by Joan Mazza

Memorial Day at Arlington National Cemetery
by John Moore (Getty Images) on May 27, 2010

A young woman is talking. An explanation?
Apology? She waves her arms and pauses to sob
and find her words. Wadded tissues, a vase of flowers,
American flag, folded note, denim jacket.

The photographer asked permission
to include her photo among those he took
of Iraq veterans visiting buddies’ graves, children
who came to see where their fathers slept.

A woman I knew had lost her fiancé in Vietnam.
Thirty years later, she still wore his ring, carried
his name though they had not married, stayed
faithful to their promise. Never loved another man.

The photographer at Arlington returned to find
Mary prostrate, brow touching his headstone,
as if whispering something her love could hear.
Still crying, shoulder blades prominent

in her sundress like budding wings preparing
to transport her to another plane where Jimmy
would tell her not how to fly, but how
to stand up and take off her ring.

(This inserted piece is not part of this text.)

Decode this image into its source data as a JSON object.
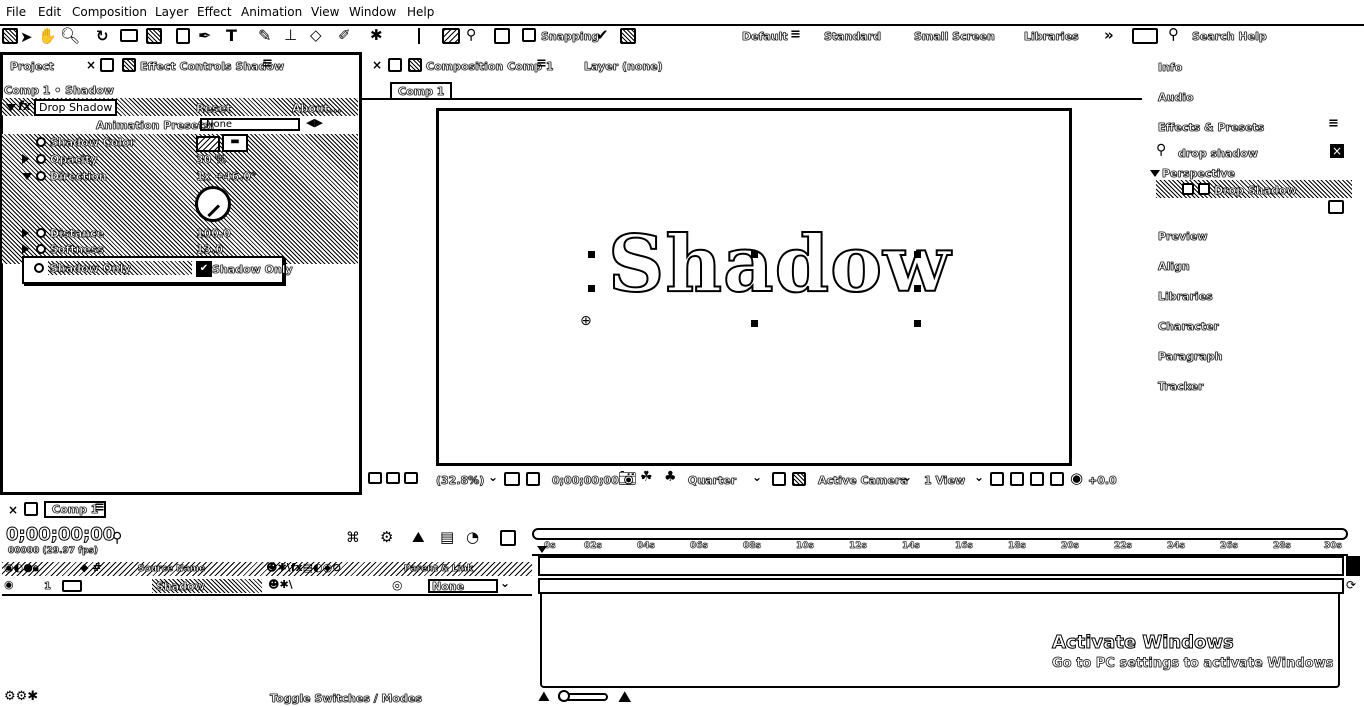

Joan Mazza has worked as a psychotherapist, writing coach, certified sex therapist, and medical microbiologist, has appeared on radio and TV as a dream specialist. She is the author of six books, including Dreaming Your Real Self (Perigee/Putnam). Her work has appeared in Kestrel, Stone’s Throw, Rattle, Writer's Digest, Playgirl, and Writer's Journal. She now writes poetry and does fabric art in rural central Virginia.